Tchaikovsky created his ballet “The Nutcracker” in 1892, based on French version of E.T.A. Hoffman’s story about a girl’s Christmas adventure into a fantasy land.
It’s a perennial holiday favorite but it took a long time to grow into a classic. The United States was the perfect place for that to happen.
It went from obscurity to a major hit over 60 years.
It was coolly received in St. Petersburg, and definitely not a hit at its premiere. It wasn’t until it was produced in the United States in the 1940s that it became more than a little-known and neglected Tchaikovsky ballet. George Balanchine’s production with the New York City Ballet in 1954 made it a national phenomenon.
The story particularly appeals to American audiences.
America was fertile cultural soil in the 1940s and '50s for this kind of fairy-tale that has more than just a moral. It’s a fantasy story about hope, inspiration, the triumph of good over evil, and the coming-of-age of young love. As with all successful fairy tales, there is something that appeals to us at any age.
Excerpts from the ballet in the 1940 Disney film “Fantasia” contributed to its popularity. And the adaptability of the story allowed early choreographers to set a production in the town where it was being produced, which also increased its appeal.
While many people have seen “The Nutcracker” performed, it also continues its growth in part because generations of people have participated in productions of the Nutcracker. About half of all worldwide productions this year of "The Nutcracker" will be in the United States.
Dig a little deeper and “The Nutcracker” is even more special.
Its timeless appeal lies in the genius of Tchaikovsky’s masterful music that not only carries a story but also fills our hearts with the joy of childhood, the warmth of friendship, and the elation of seeing the underdog come out on top.
Beyond that, The Nutcracker is indispensable to the ballet world, and not just financially. It has become the training ground for all potential dancers, since there are male and female roles for every age. Indeed, nearly every ballet career in America began in the form of a mouse or sugar-plum fairy.
According to Jennifer Fisher, author of “Nutcracker Nation: How an Old World Ballet Became a Christmas Tradition in the New World,” "The Nutcracker" is one of the first truly “color-blind” productions.
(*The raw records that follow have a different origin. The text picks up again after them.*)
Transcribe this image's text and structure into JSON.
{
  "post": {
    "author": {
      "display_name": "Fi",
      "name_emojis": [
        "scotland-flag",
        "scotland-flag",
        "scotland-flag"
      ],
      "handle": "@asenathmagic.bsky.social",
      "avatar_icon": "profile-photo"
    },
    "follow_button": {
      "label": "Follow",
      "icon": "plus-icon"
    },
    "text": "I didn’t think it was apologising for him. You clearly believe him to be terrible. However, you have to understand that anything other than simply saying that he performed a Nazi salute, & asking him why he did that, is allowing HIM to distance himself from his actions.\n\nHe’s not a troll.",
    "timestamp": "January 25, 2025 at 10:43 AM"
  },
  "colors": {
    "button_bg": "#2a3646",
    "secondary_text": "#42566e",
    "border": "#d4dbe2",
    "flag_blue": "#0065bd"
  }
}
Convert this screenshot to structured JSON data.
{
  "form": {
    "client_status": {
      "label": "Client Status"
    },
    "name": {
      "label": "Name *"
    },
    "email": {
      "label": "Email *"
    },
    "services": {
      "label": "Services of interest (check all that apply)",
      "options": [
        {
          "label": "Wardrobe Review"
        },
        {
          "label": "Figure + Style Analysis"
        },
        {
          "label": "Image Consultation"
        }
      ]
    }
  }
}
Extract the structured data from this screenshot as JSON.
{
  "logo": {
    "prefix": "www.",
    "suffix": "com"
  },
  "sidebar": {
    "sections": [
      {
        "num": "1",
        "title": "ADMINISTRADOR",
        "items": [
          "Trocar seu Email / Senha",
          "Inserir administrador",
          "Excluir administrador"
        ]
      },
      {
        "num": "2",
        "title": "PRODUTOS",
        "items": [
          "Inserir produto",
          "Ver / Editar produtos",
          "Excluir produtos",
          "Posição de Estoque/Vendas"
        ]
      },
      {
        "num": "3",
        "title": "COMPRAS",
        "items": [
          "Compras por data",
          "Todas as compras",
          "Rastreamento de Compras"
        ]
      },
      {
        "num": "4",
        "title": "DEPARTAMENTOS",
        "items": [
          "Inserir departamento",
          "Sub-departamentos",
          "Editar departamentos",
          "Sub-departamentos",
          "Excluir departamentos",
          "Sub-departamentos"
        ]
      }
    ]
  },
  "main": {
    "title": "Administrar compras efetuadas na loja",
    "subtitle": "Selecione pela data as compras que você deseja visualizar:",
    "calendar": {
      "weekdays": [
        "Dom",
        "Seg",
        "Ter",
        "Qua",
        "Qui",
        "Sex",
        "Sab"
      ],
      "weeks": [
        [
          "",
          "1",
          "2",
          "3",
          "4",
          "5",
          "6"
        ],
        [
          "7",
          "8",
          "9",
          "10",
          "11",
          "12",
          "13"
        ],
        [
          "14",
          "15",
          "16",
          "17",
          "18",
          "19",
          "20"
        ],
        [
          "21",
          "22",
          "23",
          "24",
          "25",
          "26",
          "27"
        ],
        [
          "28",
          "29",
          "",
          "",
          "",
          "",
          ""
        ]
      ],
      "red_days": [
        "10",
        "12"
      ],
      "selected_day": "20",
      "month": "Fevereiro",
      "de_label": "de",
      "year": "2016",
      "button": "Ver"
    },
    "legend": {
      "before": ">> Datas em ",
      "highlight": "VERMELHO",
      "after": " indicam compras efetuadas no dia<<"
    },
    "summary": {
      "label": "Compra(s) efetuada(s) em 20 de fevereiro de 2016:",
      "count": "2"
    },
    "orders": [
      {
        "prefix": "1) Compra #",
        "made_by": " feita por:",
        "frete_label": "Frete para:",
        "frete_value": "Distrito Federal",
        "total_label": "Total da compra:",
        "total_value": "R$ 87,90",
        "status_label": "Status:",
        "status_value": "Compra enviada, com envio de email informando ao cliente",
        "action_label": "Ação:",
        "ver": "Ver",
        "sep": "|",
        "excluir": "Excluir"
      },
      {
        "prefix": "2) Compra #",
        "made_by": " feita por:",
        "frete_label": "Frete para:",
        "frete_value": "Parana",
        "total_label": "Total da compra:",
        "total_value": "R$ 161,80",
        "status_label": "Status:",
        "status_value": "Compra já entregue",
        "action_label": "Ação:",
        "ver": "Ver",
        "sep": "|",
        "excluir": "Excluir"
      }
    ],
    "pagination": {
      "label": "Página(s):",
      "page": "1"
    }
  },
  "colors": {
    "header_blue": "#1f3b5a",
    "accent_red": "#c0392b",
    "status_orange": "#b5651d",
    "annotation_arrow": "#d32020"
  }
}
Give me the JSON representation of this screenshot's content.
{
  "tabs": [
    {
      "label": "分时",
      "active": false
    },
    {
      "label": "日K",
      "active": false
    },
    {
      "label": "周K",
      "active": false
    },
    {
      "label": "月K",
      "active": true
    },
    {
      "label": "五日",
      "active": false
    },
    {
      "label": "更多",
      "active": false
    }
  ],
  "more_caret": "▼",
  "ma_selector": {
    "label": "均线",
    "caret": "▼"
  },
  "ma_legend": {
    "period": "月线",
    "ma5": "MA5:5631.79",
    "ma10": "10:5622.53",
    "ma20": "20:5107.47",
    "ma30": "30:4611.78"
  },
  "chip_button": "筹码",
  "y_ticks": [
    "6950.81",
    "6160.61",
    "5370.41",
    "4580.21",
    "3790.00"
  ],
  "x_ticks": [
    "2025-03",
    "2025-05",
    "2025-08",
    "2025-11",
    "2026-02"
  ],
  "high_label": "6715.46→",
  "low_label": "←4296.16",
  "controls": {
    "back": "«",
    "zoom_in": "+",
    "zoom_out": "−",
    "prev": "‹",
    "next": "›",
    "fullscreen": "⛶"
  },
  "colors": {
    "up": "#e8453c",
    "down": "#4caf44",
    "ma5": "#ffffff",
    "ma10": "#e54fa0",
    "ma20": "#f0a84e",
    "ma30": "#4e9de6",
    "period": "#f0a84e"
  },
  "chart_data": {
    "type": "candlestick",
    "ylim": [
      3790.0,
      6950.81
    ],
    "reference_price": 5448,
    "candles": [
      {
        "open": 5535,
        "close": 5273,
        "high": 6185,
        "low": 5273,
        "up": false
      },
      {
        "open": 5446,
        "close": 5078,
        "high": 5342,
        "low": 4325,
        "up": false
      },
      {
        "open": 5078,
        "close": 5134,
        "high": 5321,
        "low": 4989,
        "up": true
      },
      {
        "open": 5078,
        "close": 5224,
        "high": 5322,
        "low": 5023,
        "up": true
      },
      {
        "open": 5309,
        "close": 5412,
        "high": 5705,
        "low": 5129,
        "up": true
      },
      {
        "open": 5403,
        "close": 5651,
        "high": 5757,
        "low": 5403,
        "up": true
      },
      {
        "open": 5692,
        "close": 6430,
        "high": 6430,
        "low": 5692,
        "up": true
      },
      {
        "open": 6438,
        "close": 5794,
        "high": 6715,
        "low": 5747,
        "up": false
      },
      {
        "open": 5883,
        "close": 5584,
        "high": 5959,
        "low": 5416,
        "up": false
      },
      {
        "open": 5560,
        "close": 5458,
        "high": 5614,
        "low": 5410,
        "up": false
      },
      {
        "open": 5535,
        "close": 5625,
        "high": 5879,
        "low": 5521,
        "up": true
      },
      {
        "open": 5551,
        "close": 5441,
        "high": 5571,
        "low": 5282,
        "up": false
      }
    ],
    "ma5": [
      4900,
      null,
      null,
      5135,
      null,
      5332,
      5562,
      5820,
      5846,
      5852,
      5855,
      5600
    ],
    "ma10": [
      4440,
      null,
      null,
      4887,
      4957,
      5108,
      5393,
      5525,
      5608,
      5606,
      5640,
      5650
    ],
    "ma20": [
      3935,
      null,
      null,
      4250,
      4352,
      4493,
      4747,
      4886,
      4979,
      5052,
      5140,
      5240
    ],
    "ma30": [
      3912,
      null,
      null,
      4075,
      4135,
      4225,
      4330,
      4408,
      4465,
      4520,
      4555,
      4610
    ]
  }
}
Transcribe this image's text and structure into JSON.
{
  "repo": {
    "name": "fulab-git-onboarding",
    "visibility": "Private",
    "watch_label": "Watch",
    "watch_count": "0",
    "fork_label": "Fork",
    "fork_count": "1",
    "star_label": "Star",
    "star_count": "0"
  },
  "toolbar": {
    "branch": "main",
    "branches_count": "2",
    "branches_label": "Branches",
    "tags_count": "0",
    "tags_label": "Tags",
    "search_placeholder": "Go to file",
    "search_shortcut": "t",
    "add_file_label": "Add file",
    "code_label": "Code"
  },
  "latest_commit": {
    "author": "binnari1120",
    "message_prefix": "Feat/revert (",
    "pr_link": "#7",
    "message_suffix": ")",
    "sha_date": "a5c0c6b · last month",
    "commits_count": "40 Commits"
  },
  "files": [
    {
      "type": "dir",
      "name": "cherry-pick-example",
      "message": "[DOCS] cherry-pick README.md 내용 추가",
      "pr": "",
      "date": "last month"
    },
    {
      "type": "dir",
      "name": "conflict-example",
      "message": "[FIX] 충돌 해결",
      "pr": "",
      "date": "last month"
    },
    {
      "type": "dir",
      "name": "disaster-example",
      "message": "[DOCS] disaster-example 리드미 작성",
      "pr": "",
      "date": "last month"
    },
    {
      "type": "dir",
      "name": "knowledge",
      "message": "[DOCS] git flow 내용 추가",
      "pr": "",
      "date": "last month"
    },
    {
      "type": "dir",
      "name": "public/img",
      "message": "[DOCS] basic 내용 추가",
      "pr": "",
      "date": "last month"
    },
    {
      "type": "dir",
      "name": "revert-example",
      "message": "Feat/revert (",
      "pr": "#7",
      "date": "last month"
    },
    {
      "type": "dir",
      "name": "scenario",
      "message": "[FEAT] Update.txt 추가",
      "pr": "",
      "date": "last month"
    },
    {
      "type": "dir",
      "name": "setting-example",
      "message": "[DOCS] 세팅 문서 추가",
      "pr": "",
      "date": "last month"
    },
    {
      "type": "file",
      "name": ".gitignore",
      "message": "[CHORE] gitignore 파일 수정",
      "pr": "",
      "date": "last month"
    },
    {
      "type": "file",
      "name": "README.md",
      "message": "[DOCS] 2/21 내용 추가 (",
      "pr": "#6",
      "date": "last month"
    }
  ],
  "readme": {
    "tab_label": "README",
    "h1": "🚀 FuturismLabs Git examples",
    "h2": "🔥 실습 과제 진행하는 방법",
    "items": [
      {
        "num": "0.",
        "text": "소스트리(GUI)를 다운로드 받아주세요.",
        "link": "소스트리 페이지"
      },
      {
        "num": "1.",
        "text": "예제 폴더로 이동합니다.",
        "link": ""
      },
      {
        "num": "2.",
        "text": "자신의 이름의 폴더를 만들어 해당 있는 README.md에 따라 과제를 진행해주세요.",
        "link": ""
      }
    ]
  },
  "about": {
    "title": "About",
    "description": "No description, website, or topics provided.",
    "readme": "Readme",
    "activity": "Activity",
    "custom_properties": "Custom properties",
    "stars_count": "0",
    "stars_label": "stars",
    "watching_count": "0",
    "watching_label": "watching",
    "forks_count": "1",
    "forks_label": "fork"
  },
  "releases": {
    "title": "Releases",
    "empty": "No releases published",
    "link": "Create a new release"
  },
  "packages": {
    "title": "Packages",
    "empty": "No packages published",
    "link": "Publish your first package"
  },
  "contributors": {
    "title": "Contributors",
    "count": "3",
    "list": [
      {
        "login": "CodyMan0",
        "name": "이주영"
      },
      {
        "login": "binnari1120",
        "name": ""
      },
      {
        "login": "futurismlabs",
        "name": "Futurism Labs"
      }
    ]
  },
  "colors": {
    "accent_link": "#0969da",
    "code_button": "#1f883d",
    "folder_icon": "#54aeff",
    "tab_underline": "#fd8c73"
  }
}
Since it is a fantasy, audiences have always been open to watching a racially diverse cast work together, she writes.